_Exercise goal_. What you should output is the data below, unchanged in every character.

***** Source material *****

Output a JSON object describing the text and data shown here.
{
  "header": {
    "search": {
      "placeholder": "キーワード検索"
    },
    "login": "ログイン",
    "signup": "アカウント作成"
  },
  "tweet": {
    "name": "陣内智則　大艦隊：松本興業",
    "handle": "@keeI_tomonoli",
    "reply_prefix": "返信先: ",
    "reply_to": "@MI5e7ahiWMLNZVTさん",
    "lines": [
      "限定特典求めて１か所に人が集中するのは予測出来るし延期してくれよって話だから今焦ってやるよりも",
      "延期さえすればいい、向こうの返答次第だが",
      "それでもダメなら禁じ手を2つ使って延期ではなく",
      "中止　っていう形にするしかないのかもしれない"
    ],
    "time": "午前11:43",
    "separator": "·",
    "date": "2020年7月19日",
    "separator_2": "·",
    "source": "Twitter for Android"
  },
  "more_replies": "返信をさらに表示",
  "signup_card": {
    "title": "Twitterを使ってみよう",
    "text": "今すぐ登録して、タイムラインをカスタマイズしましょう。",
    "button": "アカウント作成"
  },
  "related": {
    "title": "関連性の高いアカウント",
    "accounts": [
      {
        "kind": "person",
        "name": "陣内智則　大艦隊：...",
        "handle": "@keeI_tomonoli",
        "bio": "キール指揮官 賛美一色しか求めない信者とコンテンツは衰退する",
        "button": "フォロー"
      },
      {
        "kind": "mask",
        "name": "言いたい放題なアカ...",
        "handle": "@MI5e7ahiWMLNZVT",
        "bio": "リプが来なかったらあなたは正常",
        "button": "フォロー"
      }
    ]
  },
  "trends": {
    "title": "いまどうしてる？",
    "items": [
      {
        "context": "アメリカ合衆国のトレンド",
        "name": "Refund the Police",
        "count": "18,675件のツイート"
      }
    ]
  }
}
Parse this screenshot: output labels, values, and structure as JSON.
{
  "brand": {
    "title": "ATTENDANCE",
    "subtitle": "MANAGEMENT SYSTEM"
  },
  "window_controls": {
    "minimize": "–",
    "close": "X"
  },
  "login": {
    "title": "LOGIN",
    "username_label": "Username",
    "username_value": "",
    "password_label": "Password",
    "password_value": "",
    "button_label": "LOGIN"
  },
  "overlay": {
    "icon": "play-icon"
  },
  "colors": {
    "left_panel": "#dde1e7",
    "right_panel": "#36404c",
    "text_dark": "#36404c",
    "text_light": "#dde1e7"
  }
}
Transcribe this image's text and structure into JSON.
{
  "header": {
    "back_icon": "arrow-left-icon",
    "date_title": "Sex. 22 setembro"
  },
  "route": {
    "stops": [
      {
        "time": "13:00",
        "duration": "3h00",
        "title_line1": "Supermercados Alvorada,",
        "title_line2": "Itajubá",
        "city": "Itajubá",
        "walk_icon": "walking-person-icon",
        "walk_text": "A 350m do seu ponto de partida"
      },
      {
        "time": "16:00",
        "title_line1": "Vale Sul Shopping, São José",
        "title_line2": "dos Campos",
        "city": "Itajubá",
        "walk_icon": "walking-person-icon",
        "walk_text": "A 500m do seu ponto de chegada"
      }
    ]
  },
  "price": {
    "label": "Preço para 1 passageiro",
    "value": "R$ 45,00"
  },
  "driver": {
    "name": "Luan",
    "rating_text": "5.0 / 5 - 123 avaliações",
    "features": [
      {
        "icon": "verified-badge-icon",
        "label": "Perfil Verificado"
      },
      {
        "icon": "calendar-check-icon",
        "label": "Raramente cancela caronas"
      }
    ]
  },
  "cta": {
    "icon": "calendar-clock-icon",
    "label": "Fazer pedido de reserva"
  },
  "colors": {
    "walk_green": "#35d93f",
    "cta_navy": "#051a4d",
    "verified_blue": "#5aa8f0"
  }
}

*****

_Exercise answer_.
Output a JSON object describing the text and data shown here.
{
  "header": {
    "search": {
      "placeholder": "キーワード検索"
    },
    "login": "ログイン",
    "signup": "アカウント作成"
  },
  "tweet": {
    "name": "陣内智則　大艦隊：松本興業",
    "handle": "@keeI_tomonoli",
    "reply_prefix": "返信先: ",
    "reply_to": "@MI5e7ahiWMLNZVTさん",
    "lines": [
      "限定特典求めて１か所に人が集中するのは予測出来るし延期してくれよって話だから今焦ってやるよりも",
      "延期さえすればいい、向こうの返答次第だが",
      "それでもダメなら禁じ手を2つ使って延期ではなく",
      "中止　っていう形にするしかないのかもしれない"
    ],
    "time": "午前11:43",
    "separator": "·",
    "date": "2020年7月19日",
    "separator_2": "·",
    "source": "Twitter for Android"
  },
  "more_replies": "返信をさらに表示",
  "signup_card": {
    "title": "Twitterを使ってみよう",
    "text": "今すぐ登録して、タイムラインをカスタマイズしましょう。",
    "button": "アカウント作成"
  },
  "related": {
    "title": "関連性の高いアカウント",
    "accounts": [
      {
        "kind": "person",
        "name": "陣内智則　大艦隊：...",
        "handle": "@keeI_tomonoli",
        "bio": "キール指揮官 賛美一色しか求めない信者とコンテンツは衰退する",
        "button": "フォロー"
      },
      {
        "kind": "mask",
        "name": "言いたい放題なアカ...",
        "handle": "@MI5e7ahiWMLNZVT",
        "bio": "リプが来なかったらあなたは正常",
        "button": "フォロー"
      }
    ]
  },
  "trends": {
    "title": "いまどうしてる？",
    "items": [
      {
        "context": "アメリカ合衆国のトレンド",
        "name": "Refund the Police",
        "count": "18,675件のツイート"
      }
    ]
  }
}
Parse this screenshot: output labels, values, and structure as JSON.
{
  "brand": {
    "title": "ATTENDANCE",
    "subtitle": "MANAGEMENT SYSTEM"
  },
  "window_controls": {
    "minimize": "–",
    "close": "X"
  },
  "login": {
    "title": "LOGIN",
    "username_label": "Username",
    "username_value": "",
    "password_label": "Password",
    "password_value": "",
    "button_label": "LOGIN"
  },
  "overlay": {
    "icon": "play-icon"
  },
  "colors": {
    "left_panel": "#dde1e7",
    "right_panel": "#36404c",
    "text_dark": "#36404c",
    "text_light": "#dde1e7"
  }
}
Transcribe this image's text and structure into JSON.
{
  "header": {
    "back_icon": "arrow-left-icon",
    "date_title": "Sex. 22 setembro"
  },
  "route": {
    "stops": [
      {
        "time": "13:00",
        "duration": "3h00",
        "title_line1": "Supermercados Alvorada,",
        "title_line2": "Itajubá",
        "city": "Itajubá",
        "walk_icon": "walking-person-icon",
        "walk_text": "A 350m do seu ponto de partida"
      },
      {
        "time": "16:00",
        "title_line1": "Vale Sul Shopping, São José",
        "title_line2": "dos Campos",
        "city": "Itajubá",
        "walk_icon": "walking-person-icon",
        "walk_text": "A 500m do seu ponto de chegada"
      }
    ]
  },
  "price": {
    "label": "Preço para 1 passageiro",
    "value": "R$ 45,00"
  },
  "driver": {
    "name": "Luan",
    "rating_text": "5.0 / 5 - 123 avaliações",
    "features": [
      {
        "icon": "verified-badge-icon",
        "label": "Perfil Verificado"
      },
      {
        "icon": "calendar-check-icon",
        "label": "Raramente cancela caronas"
      }
    ]
  },
  "cta": {
    "icon": "calendar-clock-icon",
    "label": "Fazer pedido de reserva"
  },
  "colors": {
    "walk_green": "#35d93f",
    "cta_navy": "#051a4d",
    "verified_blue": "#5aa8f0"
  }
}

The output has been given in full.